The 1n is equipped with a 5-zone autofocus system that is very capable, as witnessed by the extraordinary images taken with it over the last 6 years. While I rarely make use of the camera’s full autofocusing capability, the 5-zones come in handy for fast moving subjects. The focusing system will “hand off” the moving subject from one sensor to another, reliably keeping the subject in sharp focus. More often than not, I simply use the center sensor, lock focus using focus priority (One-Shot Autofocus) mode, recompose and take the shot. If there’s a lot of subject movement, I will activate all 5 sensors and use shutter-release priority (Al Servo Autofocus) mode. I have also fitted my 1n with a split-image rangefinder focusing screen, which I find useful for manually focusing macro and stationary subjects. In combination with Canon USM lenses, manually focusing the 1n is as easy as any fine, non-autofocus SLR. The depth of field preview button is conveniently located and easy to use, a real benefit when precise depth-of-field and fine focus adjustment are critical.
The 1n has far more features and capability than this short, subjective review has room to elaborate on. In the 3 years I’ve owned this camera, it has never let me down.

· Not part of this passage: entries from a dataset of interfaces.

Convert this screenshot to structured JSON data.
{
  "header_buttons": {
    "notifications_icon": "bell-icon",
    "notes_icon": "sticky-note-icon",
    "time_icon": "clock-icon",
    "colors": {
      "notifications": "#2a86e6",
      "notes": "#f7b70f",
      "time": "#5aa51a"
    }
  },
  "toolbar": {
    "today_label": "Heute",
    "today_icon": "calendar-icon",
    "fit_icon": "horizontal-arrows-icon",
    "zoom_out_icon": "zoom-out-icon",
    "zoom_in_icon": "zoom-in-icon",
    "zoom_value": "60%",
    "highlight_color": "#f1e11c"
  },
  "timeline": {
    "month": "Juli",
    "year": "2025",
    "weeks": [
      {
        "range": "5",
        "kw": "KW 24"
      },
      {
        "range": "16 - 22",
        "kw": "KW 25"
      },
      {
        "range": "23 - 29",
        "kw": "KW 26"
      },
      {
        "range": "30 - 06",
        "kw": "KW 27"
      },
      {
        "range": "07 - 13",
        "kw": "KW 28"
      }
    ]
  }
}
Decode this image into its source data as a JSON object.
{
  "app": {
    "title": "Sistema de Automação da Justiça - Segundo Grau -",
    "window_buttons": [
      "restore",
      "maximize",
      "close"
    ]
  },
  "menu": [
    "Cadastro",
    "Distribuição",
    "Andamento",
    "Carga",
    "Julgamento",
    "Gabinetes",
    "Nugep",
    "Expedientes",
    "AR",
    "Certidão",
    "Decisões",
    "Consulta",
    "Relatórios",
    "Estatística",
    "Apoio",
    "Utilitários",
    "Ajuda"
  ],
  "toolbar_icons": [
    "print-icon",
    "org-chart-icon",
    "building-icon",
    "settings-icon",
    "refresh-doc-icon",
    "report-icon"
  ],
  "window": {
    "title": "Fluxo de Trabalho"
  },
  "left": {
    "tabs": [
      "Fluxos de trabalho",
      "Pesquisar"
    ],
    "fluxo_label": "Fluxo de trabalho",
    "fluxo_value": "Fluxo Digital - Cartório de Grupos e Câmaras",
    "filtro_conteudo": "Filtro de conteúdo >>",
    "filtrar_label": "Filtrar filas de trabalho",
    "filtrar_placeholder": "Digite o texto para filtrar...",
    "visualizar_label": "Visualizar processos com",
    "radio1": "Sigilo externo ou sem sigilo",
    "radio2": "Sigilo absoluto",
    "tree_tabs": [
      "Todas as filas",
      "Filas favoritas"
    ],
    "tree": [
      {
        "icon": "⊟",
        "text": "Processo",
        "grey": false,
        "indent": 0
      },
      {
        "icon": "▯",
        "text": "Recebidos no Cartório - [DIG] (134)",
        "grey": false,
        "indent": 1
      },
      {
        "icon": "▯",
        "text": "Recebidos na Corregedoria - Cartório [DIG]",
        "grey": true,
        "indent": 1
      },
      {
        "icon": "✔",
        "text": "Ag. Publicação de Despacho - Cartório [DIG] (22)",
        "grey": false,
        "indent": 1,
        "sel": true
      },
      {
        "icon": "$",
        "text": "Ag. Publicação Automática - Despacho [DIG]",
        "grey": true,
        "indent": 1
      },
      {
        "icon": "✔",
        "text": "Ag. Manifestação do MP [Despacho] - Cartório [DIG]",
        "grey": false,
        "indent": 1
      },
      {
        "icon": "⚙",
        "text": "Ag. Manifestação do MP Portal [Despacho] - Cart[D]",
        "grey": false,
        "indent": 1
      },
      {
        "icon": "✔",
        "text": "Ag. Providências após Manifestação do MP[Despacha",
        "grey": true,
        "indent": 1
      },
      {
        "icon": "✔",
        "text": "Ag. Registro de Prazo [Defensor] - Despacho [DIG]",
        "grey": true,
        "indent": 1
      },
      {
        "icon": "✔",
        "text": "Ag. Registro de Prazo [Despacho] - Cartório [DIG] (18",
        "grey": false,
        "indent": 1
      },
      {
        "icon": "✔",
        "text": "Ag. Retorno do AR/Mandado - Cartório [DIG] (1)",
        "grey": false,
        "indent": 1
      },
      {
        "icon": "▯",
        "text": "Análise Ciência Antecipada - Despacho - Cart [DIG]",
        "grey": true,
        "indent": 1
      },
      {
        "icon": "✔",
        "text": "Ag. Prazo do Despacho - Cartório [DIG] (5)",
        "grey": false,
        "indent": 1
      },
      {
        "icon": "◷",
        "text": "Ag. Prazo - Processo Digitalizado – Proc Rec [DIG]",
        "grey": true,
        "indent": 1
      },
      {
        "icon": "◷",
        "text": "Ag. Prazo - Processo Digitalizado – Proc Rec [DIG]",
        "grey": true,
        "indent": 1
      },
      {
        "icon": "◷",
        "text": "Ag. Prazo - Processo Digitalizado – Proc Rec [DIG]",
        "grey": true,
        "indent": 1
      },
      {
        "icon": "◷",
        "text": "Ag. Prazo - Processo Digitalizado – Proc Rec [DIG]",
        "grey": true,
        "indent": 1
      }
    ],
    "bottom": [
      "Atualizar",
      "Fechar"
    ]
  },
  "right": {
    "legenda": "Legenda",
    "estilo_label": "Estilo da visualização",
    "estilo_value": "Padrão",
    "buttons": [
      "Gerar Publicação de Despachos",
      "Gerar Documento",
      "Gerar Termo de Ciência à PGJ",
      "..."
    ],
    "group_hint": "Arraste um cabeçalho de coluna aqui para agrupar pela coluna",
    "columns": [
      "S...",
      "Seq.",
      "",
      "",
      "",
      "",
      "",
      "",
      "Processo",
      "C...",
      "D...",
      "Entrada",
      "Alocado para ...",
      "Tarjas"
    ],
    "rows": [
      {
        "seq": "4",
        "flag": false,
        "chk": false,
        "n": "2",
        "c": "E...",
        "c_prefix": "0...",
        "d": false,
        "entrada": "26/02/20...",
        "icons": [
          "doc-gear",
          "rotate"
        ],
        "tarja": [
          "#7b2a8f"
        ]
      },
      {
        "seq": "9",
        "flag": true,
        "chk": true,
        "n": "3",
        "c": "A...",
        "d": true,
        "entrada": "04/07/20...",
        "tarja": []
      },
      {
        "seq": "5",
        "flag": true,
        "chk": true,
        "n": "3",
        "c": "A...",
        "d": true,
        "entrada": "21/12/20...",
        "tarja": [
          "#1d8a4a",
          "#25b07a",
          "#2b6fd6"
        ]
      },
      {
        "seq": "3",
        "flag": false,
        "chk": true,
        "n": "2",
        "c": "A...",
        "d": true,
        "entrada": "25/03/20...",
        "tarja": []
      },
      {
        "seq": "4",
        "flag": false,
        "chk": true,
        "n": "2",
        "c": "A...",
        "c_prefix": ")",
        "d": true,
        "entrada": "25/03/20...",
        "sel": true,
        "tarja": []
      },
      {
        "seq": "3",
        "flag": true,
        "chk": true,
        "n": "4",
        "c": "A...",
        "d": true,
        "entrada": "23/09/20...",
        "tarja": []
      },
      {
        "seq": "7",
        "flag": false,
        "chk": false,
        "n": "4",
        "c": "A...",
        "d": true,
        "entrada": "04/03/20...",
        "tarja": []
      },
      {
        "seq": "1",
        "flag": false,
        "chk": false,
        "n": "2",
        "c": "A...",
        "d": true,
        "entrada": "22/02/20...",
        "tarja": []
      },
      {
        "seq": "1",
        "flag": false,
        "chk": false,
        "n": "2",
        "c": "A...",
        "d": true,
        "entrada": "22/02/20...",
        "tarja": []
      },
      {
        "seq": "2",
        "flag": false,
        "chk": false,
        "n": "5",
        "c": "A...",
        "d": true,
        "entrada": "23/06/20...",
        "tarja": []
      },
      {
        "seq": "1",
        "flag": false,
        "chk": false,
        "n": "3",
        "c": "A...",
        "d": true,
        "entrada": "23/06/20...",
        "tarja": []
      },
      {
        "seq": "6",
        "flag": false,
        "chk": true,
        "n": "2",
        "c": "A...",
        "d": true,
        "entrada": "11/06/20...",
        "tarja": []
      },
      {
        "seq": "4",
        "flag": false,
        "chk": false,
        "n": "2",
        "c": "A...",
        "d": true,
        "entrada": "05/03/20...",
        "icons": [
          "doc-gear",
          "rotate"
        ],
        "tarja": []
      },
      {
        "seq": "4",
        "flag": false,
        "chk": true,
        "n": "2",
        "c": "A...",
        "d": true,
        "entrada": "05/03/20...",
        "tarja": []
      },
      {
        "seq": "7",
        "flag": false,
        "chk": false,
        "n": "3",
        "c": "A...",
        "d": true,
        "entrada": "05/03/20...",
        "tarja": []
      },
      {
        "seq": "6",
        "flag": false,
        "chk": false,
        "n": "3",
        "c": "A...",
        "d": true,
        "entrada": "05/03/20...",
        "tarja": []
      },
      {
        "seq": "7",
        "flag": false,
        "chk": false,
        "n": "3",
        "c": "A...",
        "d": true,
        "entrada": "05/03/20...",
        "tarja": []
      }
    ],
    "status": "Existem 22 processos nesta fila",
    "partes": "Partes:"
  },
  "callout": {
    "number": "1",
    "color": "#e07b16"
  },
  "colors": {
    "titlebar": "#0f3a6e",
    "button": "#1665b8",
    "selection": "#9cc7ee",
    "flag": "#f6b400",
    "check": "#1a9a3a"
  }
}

It works as well today as the day I bought it. Other virtues of the 1n I’ve learned to appreciate over the years include the fact that it’s an absolute pleasure to use under the most demanding situations. With a selection of five metering patterns and its ease of use in manual exposure mode, the 1n offers the tools to tackle any lighting condition. Mirror lock-up and depth-of-field preview are both very welcome and essential features for serious photography, as are the viewfinder shutter and the built-in dioptric adjustment. Interestingly, a few of the newer “pro” bodies do not include some of these features, even though they cost substantially more than what a new 1n can be purchased for today. I’ve also come to appreciate the 1n’s 100% viewfinder (which is not found on several of the new “professional/advanced amateur” camera bodies) and its illuminated LCD display. Its superb craftsmanship, good looks and rugged construction impart a “pride of ownership” feeling that is difficult to find with many other cameras. The longer I’ve owned it and the more I have used it, the more I have come to admire this fine piece of equipment.
Supplies of new 1n cameras will no doubt dry up quickly as production ends in the coming months. While the new 1V (“one-vee”) will eclipse the 1n in high technology and autofocus performance, the 1n has made its mark in the world of professional photography and is destined to remain a “working classic” for a long time to come.
I certainly will not be abandoning mine anytime soon.